# [Task]
Tally every line in the listing that holds the string "file", then state the total and nothing more.

# [Data supplied]
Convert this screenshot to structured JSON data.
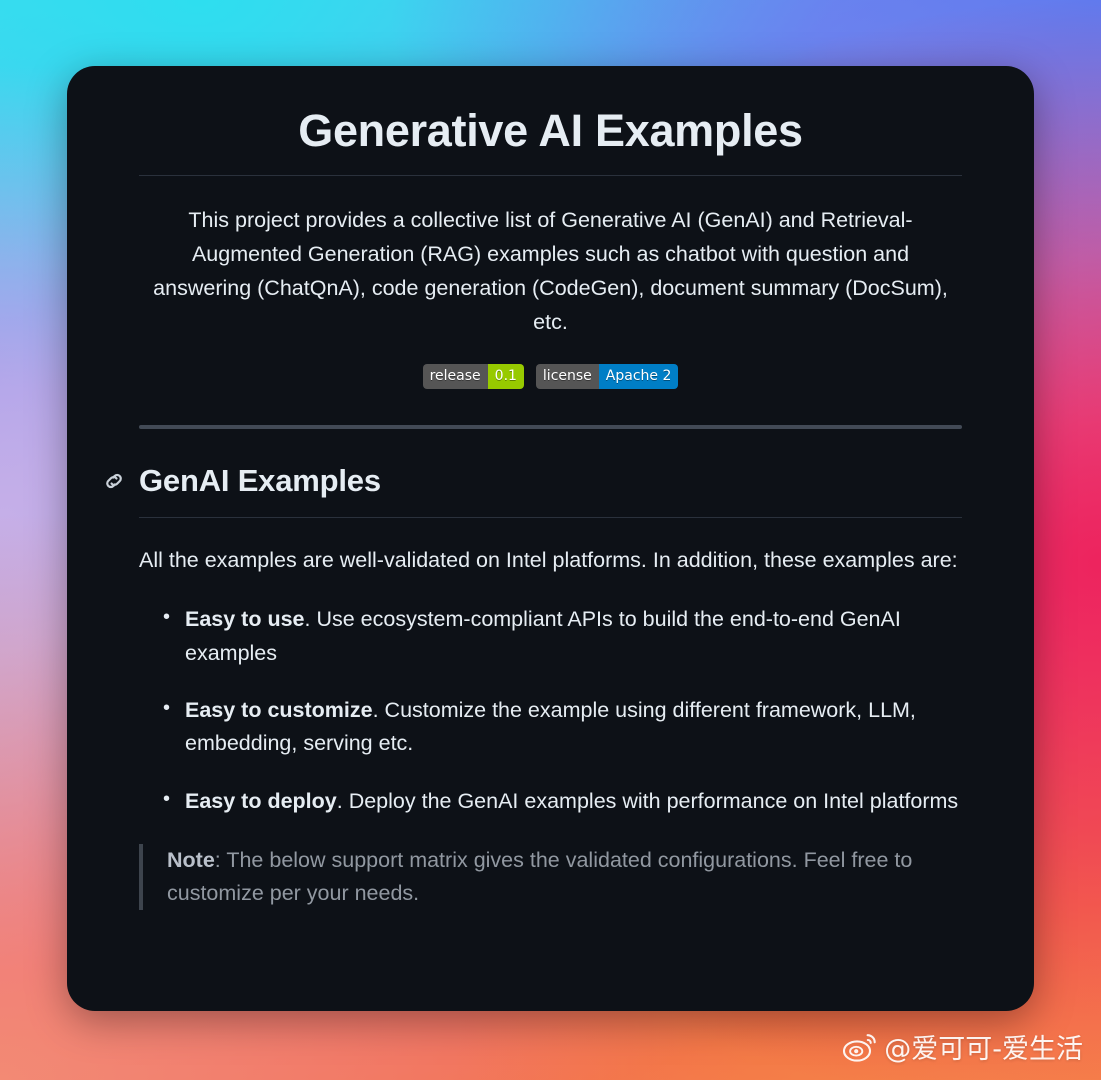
{
  "background": {
    "gradient_colors": [
      "#4fd8ee",
      "#5f7aee",
      "#c7b0e8",
      "#ed205c",
      "#f2673f",
      "#f2884e"
    ]
  },
  "card": {
    "background_color": "#0d1117",
    "title": "Generative AI Examples",
    "intro": "This project provides a collective list of Generative AI (GenAI) and Retrieval-Augmented Generation (RAG) examples such as chatbot with question and answering (ChatQnA), code generation (CodeGen), document summary (DocSum), etc.",
    "badges": [
      {
        "name": "release-badge",
        "label": "release",
        "value": "0.1",
        "label_color": "#555555",
        "value_color": "#97ca00"
      },
      {
        "name": "license-badge",
        "label": "license",
        "value": "Apache 2",
        "label_color": "#555555",
        "value_color": "#007ec6"
      }
    ],
    "section": {
      "anchor_icon": "link-icon",
      "heading": "GenAI Examples",
      "lead": "All the examples are well-validated on Intel platforms. In addition, these examples are:",
      "features": [
        {
          "term": "Easy to use",
          "desc": ". Use ecosystem-compliant APIs to build the end-to-end GenAI examples"
        },
        {
          "term": "Easy to customize",
          "desc": ". Customize the example using different framework, LLM, embedding, serving etc."
        },
        {
          "term": "Easy to deploy",
          "desc": ". Deploy the GenAI examples with performance on Intel platforms"
        }
      ],
      "note": {
        "term": "Note",
        "desc": ": The below support matrix gives the validated configurations. Feel free to customize per your needs."
      }
    }
  },
  "watermark": {
    "icon": "weibo-icon",
    "handle": "@爱可可-爱生活"
  }
}
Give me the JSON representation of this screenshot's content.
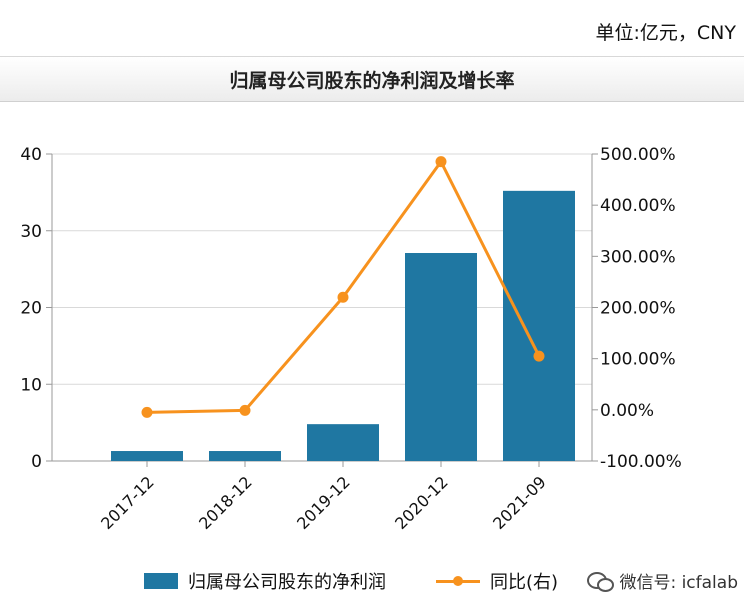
{
  "header": {
    "unit": "单位:亿元，CNY",
    "title": "归属母公司股东的净利润及增长率"
  },
  "chart_data": {
    "type": "bar",
    "categories": [
      "2017-12",
      "2018-12",
      "2019-12",
      "2020-12",
      "2021-09"
    ],
    "series": [
      {
        "name": "归属母公司股东的净利润",
        "type": "bar",
        "axis": "left",
        "values": [
          1.3,
          1.3,
          4.8,
          27.1,
          35.2
        ]
      },
      {
        "name": "同比(右)",
        "type": "line",
        "axis": "right",
        "values": [
          -5.0,
          -1.0,
          220.0,
          485.0,
          105.0
        ]
      }
    ],
    "y_left": {
      "min": 0,
      "max": 40,
      "ticks": [
        0,
        10,
        20,
        30,
        40
      ],
      "tick_labels": [
        "0",
        "10",
        "20",
        "30",
        "40"
      ]
    },
    "y_right": {
      "min": -100,
      "max": 500,
      "ticks": [
        -100,
        0,
        100,
        200,
        300,
        400,
        500
      ],
      "tick_labels": [
        "-100.00%",
        "0.00%",
        "100.00%",
        "200.00%",
        "300.00%",
        "400.00%",
        "500.00%"
      ]
    },
    "grid": true,
    "legend_position": "bottom",
    "colors": {
      "bar": "#1f77a2",
      "line": "#f7921e",
      "grid": "#d9d9d9",
      "axis": "#999999"
    }
  },
  "legend": {
    "bar_label": "归属母公司股东的净利润",
    "line_label": "同比(右)"
  },
  "watermark": {
    "icon": "wechat-icon",
    "text": "微信号: icfalab"
  }
}
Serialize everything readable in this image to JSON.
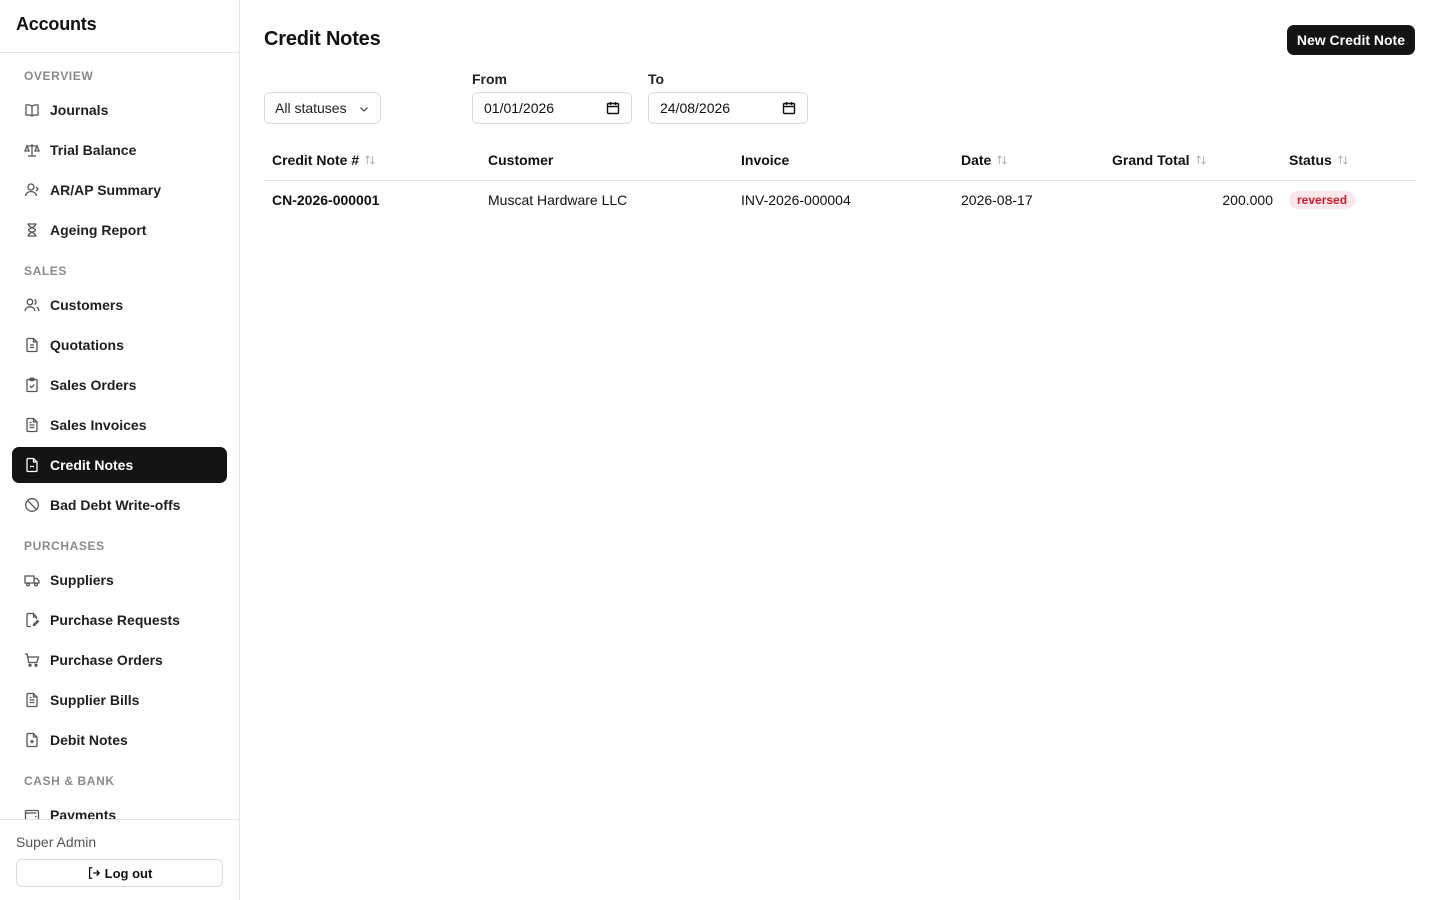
{
  "app": {
    "title": "Accounts"
  },
  "sidebar": {
    "sections": [
      {
        "label": "OVERVIEW",
        "items": [
          {
            "label": "Journals",
            "icon": "book-icon"
          },
          {
            "label": "Trial Balance",
            "icon": "scale-icon"
          },
          {
            "label": "AR/AP Summary",
            "icon": "user-icon"
          },
          {
            "label": "Ageing Report",
            "icon": "hourglass-icon"
          }
        ]
      },
      {
        "label": "SALES",
        "items": [
          {
            "label": "Customers",
            "icon": "users-icon"
          },
          {
            "label": "Quotations",
            "icon": "document-list-icon"
          },
          {
            "label": "Sales Orders",
            "icon": "clipboard-check-icon"
          },
          {
            "label": "Sales Invoices",
            "icon": "file-text-icon"
          },
          {
            "label": "Credit Notes",
            "icon": "file-minus-icon",
            "active": true
          },
          {
            "label": "Bad Debt Write-offs",
            "icon": "ban-icon"
          }
        ]
      },
      {
        "label": "PURCHASES",
        "items": [
          {
            "label": "Suppliers",
            "icon": "truck-icon"
          },
          {
            "label": "Purchase Requests",
            "icon": "file-edit-icon"
          },
          {
            "label": "Purchase Orders",
            "icon": "cart-icon"
          },
          {
            "label": "Supplier Bills",
            "icon": "file-text-icon"
          },
          {
            "label": "Debit Notes",
            "icon": "file-plus-icon"
          }
        ]
      },
      {
        "label": "CASH & BANK",
        "items": [
          {
            "label": "Payments",
            "icon": "wallet-icon"
          }
        ]
      }
    ],
    "footer": {
      "user": "Super Admin",
      "logout_label": "Log out"
    }
  },
  "page": {
    "title": "Credit Notes",
    "new_button": "New Credit Note",
    "filters": {
      "status_value": "All statuses",
      "from_label": "From",
      "from_value": "01/01/2026",
      "to_label": "To",
      "to_value": "24/08/2026"
    },
    "table": {
      "columns": [
        "Credit Note #",
        "Customer",
        "Invoice",
        "Date",
        "Grand Total",
        "Status"
      ],
      "rows": [
        {
          "credit_note": "CN-2026-000001",
          "customer": "Muscat Hardware LLC",
          "invoice": "INV-2026-000004",
          "date": "2026-08-17",
          "grand_total": "200.000",
          "status": "reversed"
        }
      ]
    }
  },
  "colors": {
    "accent": "#141414",
    "status_reversed_bg": "#fde7ea",
    "status_reversed_fg": "#d11a2a"
  }
}
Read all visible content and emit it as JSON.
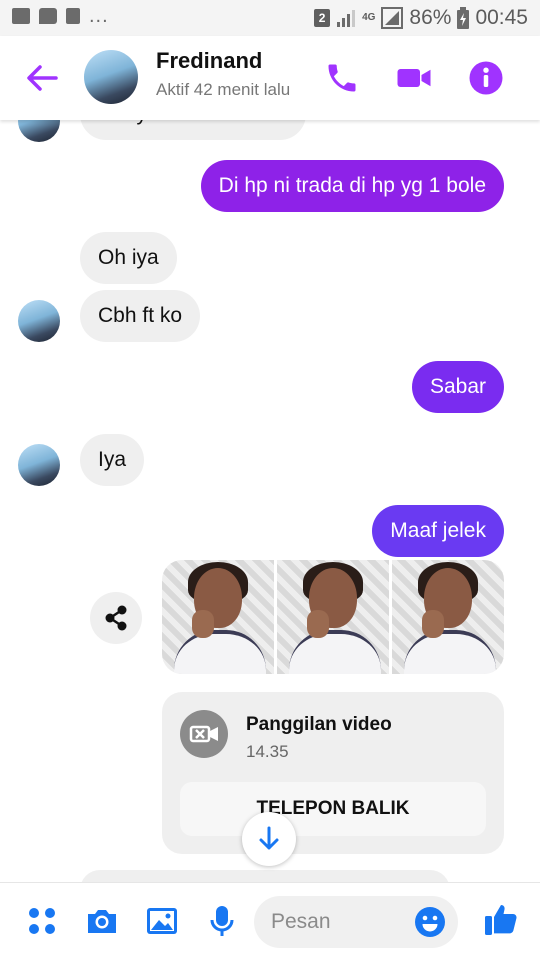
{
  "status_bar": {
    "sim_badge": "2",
    "network_type": "4G",
    "battery": "86%",
    "time": "00:45",
    "overflow": "..."
  },
  "header": {
    "contact_name": "Fredinand",
    "presence": "Aktif 42 menit lalu",
    "icons": [
      "back-arrow-icon",
      "phone-icon",
      "video-camera-icon",
      "info-icon"
    ],
    "accent_color": "#a033ff"
  },
  "messages": [
    {
      "direction": "in",
      "text": "Oh iya  kmu kirim ft k",
      "partial": true
    },
    {
      "direction": "out",
      "text": "Di hp ni trada di hp yg 1 bole"
    },
    {
      "direction": "in",
      "text": "Oh iya"
    },
    {
      "direction": "in",
      "text": "Cbh ft ko"
    },
    {
      "direction": "out",
      "text": "Sabar"
    },
    {
      "direction": "in",
      "text": "Iya"
    },
    {
      "direction": "out",
      "text": "Maaf jelek"
    }
  ],
  "photos": {
    "count": 3
  },
  "call_card": {
    "title": "Panggilan video",
    "time": "14.35",
    "action": "TELEPON BALIK"
  },
  "composer": {
    "placeholder": "Pesan",
    "icons": [
      "menu-dots-icon",
      "camera-icon",
      "gallery-icon",
      "microphone-icon",
      "emoji-icon",
      "thumbs-up-icon"
    ],
    "accent_color": "#1877f2"
  },
  "colors": {
    "outgoing_bubble": "#8e22e8",
    "incoming_bubble": "#efefef"
  }
}
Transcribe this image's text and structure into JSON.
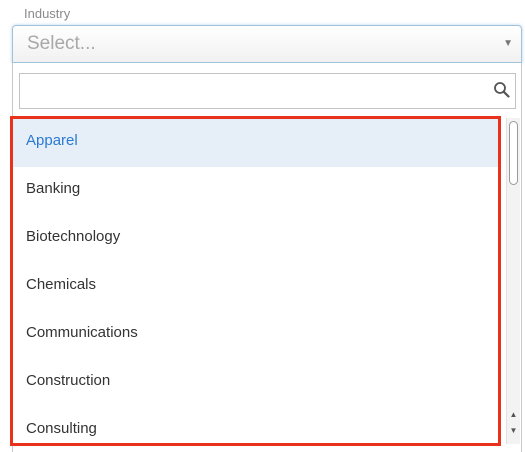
{
  "field": {
    "label": "Industry",
    "placeholder": "Select...",
    "arrow": "▼"
  },
  "search": {
    "value": "",
    "icon": "magnifier-icon"
  },
  "options": [
    {
      "label": "Apparel",
      "selected": true
    },
    {
      "label": "Banking",
      "selected": false
    },
    {
      "label": "Biotechnology",
      "selected": false
    },
    {
      "label": "Chemicals",
      "selected": false
    },
    {
      "label": "Communications",
      "selected": false
    },
    {
      "label": "Construction",
      "selected": false
    },
    {
      "label": "Consulting",
      "selected": false
    }
  ],
  "scrollbar": {
    "up_arrow": "▲",
    "down_arrow": "▼"
  },
  "colors": {
    "selected_text": "#2a7ad2",
    "selected_bg": "#e6eef7",
    "highlight_border": "#e8321b",
    "focus_border": "#9fc3dc"
  }
}
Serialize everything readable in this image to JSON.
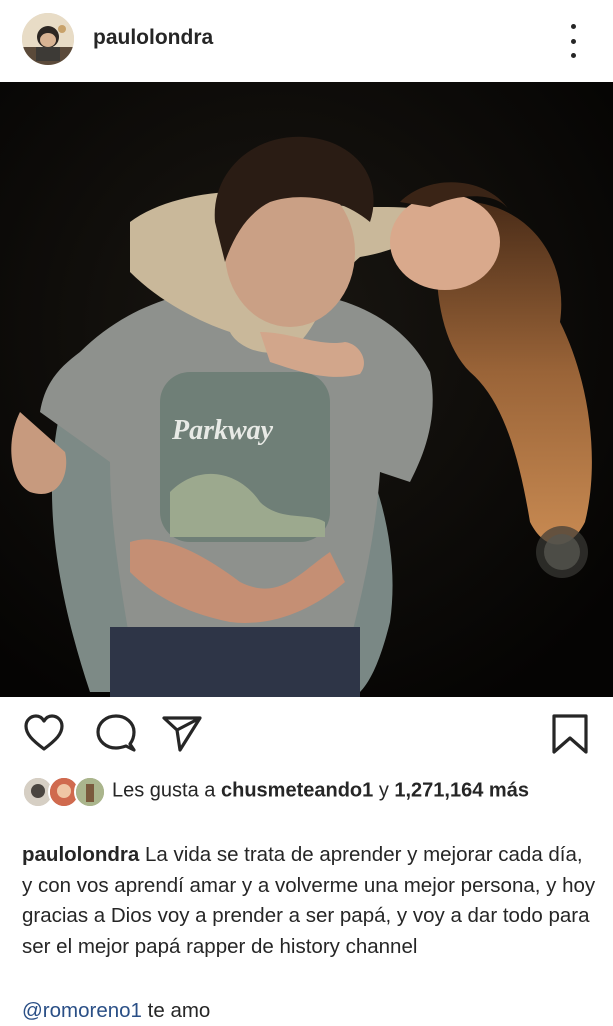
{
  "post": {
    "username": "paulolondra"
  },
  "icons": {
    "like": "heart-icon",
    "comment": "comment-icon",
    "share": "paper-plane-icon",
    "save": "bookmark-icon",
    "more": "more-vertical-icon"
  },
  "likes": {
    "prefix": "Les gusta a",
    "user": "chusmeteando1",
    "joiner": "y",
    "count": "1,271,164",
    "suffix": "más"
  },
  "caption": {
    "username": "paulolondra",
    "text": "La vida se trata de aprender y mejorar cada día, y con vos aprendí amar y a volverme una mejor persona, y hoy gracias a Dios voy a prender a ser papá, y voy a dar todo para ser el mejor papá rapper de history channel"
  },
  "comment": {
    "mention": "@romoreno1",
    "text": "te amo"
  },
  "photo": {
    "shirt_text": "Parkway"
  }
}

# [Exercise answer]
5